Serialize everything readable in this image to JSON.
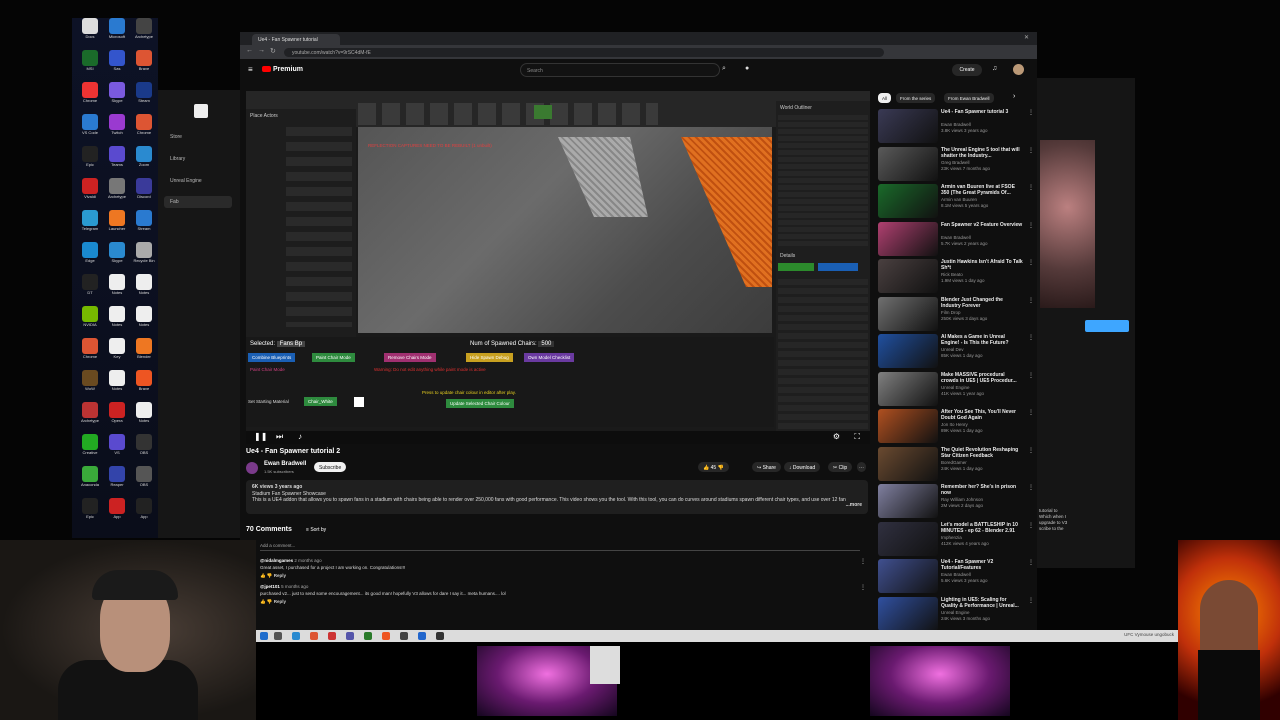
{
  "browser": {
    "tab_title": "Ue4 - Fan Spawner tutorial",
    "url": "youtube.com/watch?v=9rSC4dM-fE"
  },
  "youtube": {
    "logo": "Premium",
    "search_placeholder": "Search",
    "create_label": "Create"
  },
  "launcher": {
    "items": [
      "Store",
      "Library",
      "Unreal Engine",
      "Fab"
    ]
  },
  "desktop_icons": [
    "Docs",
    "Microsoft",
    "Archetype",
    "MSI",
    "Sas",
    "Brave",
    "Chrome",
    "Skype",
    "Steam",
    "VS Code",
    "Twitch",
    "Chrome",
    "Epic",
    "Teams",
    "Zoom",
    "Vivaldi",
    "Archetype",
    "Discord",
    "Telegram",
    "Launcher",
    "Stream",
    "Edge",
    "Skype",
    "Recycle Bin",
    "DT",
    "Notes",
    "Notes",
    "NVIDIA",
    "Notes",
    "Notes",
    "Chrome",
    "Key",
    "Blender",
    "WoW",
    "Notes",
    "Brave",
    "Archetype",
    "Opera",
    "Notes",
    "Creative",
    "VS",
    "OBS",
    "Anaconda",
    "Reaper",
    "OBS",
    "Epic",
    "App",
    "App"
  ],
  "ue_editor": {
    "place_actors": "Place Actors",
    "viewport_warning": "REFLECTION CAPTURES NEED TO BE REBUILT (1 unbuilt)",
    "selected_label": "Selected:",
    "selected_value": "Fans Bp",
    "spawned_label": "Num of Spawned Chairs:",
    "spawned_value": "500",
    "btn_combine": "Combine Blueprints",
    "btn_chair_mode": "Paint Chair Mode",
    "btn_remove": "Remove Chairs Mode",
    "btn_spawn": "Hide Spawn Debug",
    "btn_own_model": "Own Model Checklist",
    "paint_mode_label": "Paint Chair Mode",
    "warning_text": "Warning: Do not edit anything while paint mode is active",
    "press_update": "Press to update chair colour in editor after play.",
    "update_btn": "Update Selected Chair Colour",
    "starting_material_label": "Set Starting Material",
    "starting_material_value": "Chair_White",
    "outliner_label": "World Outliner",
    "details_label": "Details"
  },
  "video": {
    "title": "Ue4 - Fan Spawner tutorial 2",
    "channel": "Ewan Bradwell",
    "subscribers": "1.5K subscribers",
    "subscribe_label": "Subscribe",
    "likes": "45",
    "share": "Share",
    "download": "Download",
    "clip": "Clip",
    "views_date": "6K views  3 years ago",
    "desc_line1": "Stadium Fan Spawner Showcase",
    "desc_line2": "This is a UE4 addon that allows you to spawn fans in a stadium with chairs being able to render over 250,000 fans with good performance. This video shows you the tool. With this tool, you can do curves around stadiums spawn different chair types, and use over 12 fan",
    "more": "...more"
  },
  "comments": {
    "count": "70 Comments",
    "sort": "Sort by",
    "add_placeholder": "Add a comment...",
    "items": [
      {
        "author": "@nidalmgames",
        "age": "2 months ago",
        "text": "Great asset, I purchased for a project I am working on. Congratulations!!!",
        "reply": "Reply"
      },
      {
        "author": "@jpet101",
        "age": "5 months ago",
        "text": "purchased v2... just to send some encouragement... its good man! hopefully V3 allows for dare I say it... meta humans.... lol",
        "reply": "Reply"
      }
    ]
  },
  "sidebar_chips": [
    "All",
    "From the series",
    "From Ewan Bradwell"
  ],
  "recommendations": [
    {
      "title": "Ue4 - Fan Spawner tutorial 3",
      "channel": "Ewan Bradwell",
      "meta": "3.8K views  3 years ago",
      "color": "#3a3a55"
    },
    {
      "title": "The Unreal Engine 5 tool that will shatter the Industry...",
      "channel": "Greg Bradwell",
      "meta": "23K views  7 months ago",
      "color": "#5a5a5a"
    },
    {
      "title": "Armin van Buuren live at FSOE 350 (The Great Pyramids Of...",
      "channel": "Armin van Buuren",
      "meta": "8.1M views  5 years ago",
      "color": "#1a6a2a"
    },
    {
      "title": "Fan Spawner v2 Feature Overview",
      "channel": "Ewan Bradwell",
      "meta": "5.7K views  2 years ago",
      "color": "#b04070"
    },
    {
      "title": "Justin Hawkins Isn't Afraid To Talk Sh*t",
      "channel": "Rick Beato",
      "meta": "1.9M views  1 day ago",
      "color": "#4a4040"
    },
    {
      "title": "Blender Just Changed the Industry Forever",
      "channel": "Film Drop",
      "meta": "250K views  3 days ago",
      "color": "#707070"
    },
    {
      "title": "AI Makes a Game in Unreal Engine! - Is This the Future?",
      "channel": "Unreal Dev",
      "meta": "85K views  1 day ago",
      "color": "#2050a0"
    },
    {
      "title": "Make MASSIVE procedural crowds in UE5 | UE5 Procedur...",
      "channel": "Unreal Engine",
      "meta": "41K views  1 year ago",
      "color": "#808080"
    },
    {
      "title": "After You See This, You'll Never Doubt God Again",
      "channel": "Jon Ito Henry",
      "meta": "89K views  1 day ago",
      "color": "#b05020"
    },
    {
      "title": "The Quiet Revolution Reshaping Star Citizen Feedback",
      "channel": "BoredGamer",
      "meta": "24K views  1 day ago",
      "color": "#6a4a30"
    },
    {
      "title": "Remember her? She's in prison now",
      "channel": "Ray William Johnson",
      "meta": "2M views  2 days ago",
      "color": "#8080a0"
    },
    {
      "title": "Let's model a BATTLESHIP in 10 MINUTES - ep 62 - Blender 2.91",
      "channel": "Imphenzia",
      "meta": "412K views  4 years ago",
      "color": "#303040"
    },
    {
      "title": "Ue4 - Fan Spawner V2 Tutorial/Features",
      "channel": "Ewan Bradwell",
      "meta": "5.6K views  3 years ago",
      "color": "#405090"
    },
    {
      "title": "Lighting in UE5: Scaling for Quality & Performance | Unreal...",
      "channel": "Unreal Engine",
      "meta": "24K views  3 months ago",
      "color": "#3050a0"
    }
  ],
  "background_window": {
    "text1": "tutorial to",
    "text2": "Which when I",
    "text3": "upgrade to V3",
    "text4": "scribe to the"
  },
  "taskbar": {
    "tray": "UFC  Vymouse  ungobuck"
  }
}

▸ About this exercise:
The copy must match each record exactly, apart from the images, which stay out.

▸ Reply:
Serialize everything readable in this image to JSON.
{
  "browser": {
    "tab_title": "Ue4 - Fan Spawner tutorial",
    "url": "youtube.com/watch?v=9rSC4dM-fE"
  },
  "youtube": {
    "logo": "Premium",
    "search_placeholder": "Search",
    "create_label": "Create"
  },
  "launcher": {
    "items": [
      "Store",
      "Library",
      "Unreal Engine",
      "Fab"
    ]
  },
  "desktop_icons": [
    "Docs",
    "Microsoft",
    "Archetype",
    "MSI",
    "Sas",
    "Brave",
    "Chrome",
    "Skype",
    "Steam",
    "VS Code",
    "Twitch",
    "Chrome",
    "Epic",
    "Teams",
    "Zoom",
    "Vivaldi",
    "Archetype",
    "Discord",
    "Telegram",
    "Launcher",
    "Stream",
    "Edge",
    "Skype",
    "Recycle Bin",
    "DT",
    "Notes",
    "Notes",
    "NVIDIA",
    "Notes",
    "Notes",
    "Chrome",
    "Key",
    "Blender",
    "WoW",
    "Notes",
    "Brave",
    "Archetype",
    "Opera",
    "Notes",
    "Creative",
    "VS",
    "OBS",
    "Anaconda",
    "Reaper",
    "OBS",
    "Epic",
    "App",
    "App"
  ],
  "ue_editor": {
    "place_actors": "Place Actors",
    "viewport_warning": "REFLECTION CAPTURES NEED TO BE REBUILT (1 unbuilt)",
    "selected_label": "Selected:",
    "selected_value": "Fans Bp",
    "spawned_label": "Num of Spawned Chairs:",
    "spawned_value": "500",
    "btn_combine": "Combine Blueprints",
    "btn_chair_mode": "Paint Chair Mode",
    "btn_remove": "Remove Chairs Mode",
    "btn_spawn": "Hide Spawn Debug",
    "btn_own_model": "Own Model Checklist",
    "paint_mode_label": "Paint Chair Mode",
    "warning_text": "Warning: Do not edit anything while paint mode is active",
    "press_update": "Press to update chair colour in editor after play.",
    "update_btn": "Update Selected Chair Colour",
    "starting_material_label": "Set Starting Material",
    "starting_material_value": "Chair_White",
    "outliner_label": "World Outliner",
    "details_label": "Details"
  },
  "video": {
    "title": "Ue4 - Fan Spawner tutorial 2",
    "channel": "Ewan Bradwell",
    "subscribers": "1.5K subscribers",
    "subscribe_label": "Subscribe",
    "likes": "45",
    "share": "Share",
    "download": "Download",
    "clip": "Clip",
    "views_date": "6K views  3 years ago",
    "desc_line1": "Stadium Fan Spawner Showcase",
    "desc_line2": "This is a UE4 addon that allows you to spawn fans in a stadium with chairs being able to render over 250,000 fans with good performance. This video shows you the tool. With this tool, you can do curves around stadiums spawn different chair types, and use over 12 fan",
    "more": "...more"
  },
  "comments": {
    "count": "70 Comments",
    "sort": "Sort by",
    "add_placeholder": "Add a comment...",
    "items": [
      {
        "author": "@nidalmgames",
        "age": "2 months ago",
        "text": "Great asset, I purchased for a project I am working on. Congratulations!!!",
        "reply": "Reply"
      },
      {
        "author": "@jpet101",
        "age": "5 months ago",
        "text": "purchased v2... just to send some encouragement... its good man! hopefully V3 allows for dare I say it... meta humans.... lol",
        "reply": "Reply"
      }
    ]
  },
  "sidebar_chips": [
    "All",
    "From the series",
    "From Ewan Bradwell"
  ],
  "recommendations": [
    {
      "title": "Ue4 - Fan Spawner tutorial 3",
      "channel": "Ewan Bradwell",
      "meta": "3.8K views  3 years ago",
      "color": "#3a3a55"
    },
    {
      "title": "The Unreal Engine 5 tool that will shatter the Industry...",
      "channel": "Greg Bradwell",
      "meta": "23K views  7 months ago",
      "color": "#5a5a5a"
    },
    {
      "title": "Armin van Buuren live at FSOE 350 (The Great Pyramids Of...",
      "channel": "Armin van Buuren",
      "meta": "8.1M views  5 years ago",
      "color": "#1a6a2a"
    },
    {
      "title": "Fan Spawner v2 Feature Overview",
      "channel": "Ewan Bradwell",
      "meta": "5.7K views  2 years ago",
      "color": "#b04070"
    },
    {
      "title": "Justin Hawkins Isn't Afraid To Talk Sh*t",
      "channel": "Rick Beato",
      "meta": "1.9M views  1 day ago",
      "color": "#4a4040"
    },
    {
      "title": "Blender Just Changed the Industry Forever",
      "channel": "Film Drop",
      "meta": "250K views  3 days ago",
      "color": "#707070"
    },
    {
      "title": "AI Makes a Game in Unreal Engine! - Is This the Future?",
      "channel": "Unreal Dev",
      "meta": "85K views  1 day ago",
      "color": "#2050a0"
    },
    {
      "title": "Make MASSIVE procedural crowds in UE5 | UE5 Procedur...",
      "channel": "Unreal Engine",
      "meta": "41K views  1 year ago",
      "color": "#808080"
    },
    {
      "title": "After You See This, You'll Never Doubt God Again",
      "channel": "Jon Ito Henry",
      "meta": "89K views  1 day ago",
      "color": "#b05020"
    },
    {
      "title": "The Quiet Revolution Reshaping Star Citizen Feedback",
      "channel": "BoredGamer",
      "meta": "24K views  1 day ago",
      "color": "#6a4a30"
    },
    {
      "title": "Remember her? She's in prison now",
      "channel": "Ray William Johnson",
      "meta": "2M views  2 days ago",
      "color": "#8080a0"
    },
    {
      "title": "Let's model a BATTLESHIP in 10 MINUTES - ep 62 - Blender 2.91",
      "channel": "Imphenzia",
      "meta": "412K views  4 years ago",
      "color": "#303040"
    },
    {
      "title": "Ue4 - Fan Spawner V2 Tutorial/Features",
      "channel": "Ewan Bradwell",
      "meta": "5.6K views  3 years ago",
      "color": "#405090"
    },
    {
      "title": "Lighting in UE5: Scaling for Quality & Performance | Unreal...",
      "channel": "Unreal Engine",
      "meta": "24K views  3 months ago",
      "color": "#3050a0"
    }
  ],
  "background_window": {
    "text1": "tutorial to",
    "text2": "Which when I",
    "text3": "upgrade to V3",
    "text4": "scribe to the"
  },
  "taskbar": {
    "tray": "UFC  Vymouse  ungobuck"
  }
}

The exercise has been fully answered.